I have posted on several occasions about the benefits of getting a credit card, but there are a lot of credit cards out there. I stress reward credit cards because I am blogging about making money and an easy way to make money is to get paid for your normal expenditures. There are a few different types of credit cards though which I will go through.
In terms of rewards, there are plenty of different types of reward cards. It is important to choose one with rewards that you will actually use. If you are just starting to spend on your own as a college student, I would recommend the generic cashback credit card which gives you, well, cash which can be used for any purchase you want. If you fly frequently, airline miles credit cards may be more appropriate where you earn miles or points which can be redeemed for miles with each purchase. There are also hotel reward cards which offer points for redemption with that hotel which may be helpful if you plan on visiting a lot of different places. When looking at rewards, it is important to see what percentage you are actually earning. If your rewards program uses points, make sure that the point to cash rate is comparable. I know for my Citi Forward card, I get a point per dollar spent on it which is the same as other cards, but it takes a lot more points to get the same cash as a reward. Also be aware of minimum redemption limits. For example, I have to wait until I get $25 in rewards on my American Express card before I can redeem it as cash or a statement deduction.

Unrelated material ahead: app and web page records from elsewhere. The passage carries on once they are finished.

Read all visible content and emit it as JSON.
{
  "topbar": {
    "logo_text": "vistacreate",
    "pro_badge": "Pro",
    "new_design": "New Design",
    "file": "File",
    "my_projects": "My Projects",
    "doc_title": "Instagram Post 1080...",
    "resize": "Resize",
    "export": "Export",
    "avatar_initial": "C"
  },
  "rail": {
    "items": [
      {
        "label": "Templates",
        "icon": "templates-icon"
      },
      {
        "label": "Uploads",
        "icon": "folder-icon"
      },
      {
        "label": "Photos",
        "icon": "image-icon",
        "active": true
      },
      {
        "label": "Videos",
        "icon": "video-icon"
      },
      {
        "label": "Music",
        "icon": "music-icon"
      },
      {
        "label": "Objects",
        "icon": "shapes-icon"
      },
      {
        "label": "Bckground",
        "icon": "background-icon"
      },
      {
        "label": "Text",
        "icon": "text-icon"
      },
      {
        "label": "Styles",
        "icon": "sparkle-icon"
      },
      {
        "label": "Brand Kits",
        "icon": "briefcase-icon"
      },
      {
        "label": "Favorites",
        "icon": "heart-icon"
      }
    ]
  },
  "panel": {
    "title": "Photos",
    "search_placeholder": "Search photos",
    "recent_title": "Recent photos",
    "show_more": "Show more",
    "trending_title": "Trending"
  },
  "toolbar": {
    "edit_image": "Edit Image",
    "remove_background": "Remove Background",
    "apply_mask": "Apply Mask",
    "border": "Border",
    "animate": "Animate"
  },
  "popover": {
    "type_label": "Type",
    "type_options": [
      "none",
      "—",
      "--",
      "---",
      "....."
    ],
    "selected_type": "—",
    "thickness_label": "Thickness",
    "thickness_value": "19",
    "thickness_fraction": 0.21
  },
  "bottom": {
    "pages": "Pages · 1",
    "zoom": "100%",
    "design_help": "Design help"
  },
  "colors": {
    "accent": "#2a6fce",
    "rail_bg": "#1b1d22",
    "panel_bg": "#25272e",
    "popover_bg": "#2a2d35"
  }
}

Reward credit cards are perfect for ideal spenders who spend within their budget and make their monthly payments on time. If you constantly carry over a balance month to month, rewards are not what you should be aiming to get. If you need help financing your normal expenditures (in which case, you may also want to look at budgeting first) then a low interest (APR) credit card is probably more important. Many of these cards and reward cards have a low intro APR (often at a teasing 0%), so make sure you are aware of how long these last and what the actual APR will be for the lifetime of the card. The low end of these cards may eventually charge around 11% APR rather than the 18-20% APR of some reward cards. Of course, no matter what credit card it is, if you pay your bill within the grace period (often 20 days) after your statement comes out each month, you will get charged no interest and won't have to worry about the APR.
Finally, and for probably the most impulsive spenders (I just noticed the order goes in descending stability of managing your finances), there are balance transfer credit cards which offer a low APR rate for transferring the balance of another credit line. I might make a more detailed post later, but a balance transfer is when you carry debt on a credit card and want to avoid paying interest on it for a while. You can transfer the balance to another credit card and then get charged the new card's APR. Many cards offer a 0% intro balance transfer APR for 12-21 months depending on the card. This means if you are paying 20% on the balance you are carrying on a credit card, you can temporarily move it and avoid paying any interest until the intro period ends. However, this only stalls for some extra time to get your act together and get the money to pay it off. It would be much more beneficial to learn how to budget and avoid getting into debt altogether.
You should pay attention to the other details of a credit card when deciding on which one to get, including the annual fee (avoid this at all costs), any introductory offers (Citi offers a $200 cashback if you spend $500 in the first 3 months for a new Citi Dividend card), and the appropriateness of your credit level with the card. If you are just starting, a student credit card may be more favorable since there is a higher chance you will get approved if you don't earn any income.
No matter what credit card you do end up getting, it's important to find one that matches your lifestyle and meets your needs. Also, always remember that it is better to use your card responsibly, only for the purchases you would otherwise normally buy, and pay off your balance each month.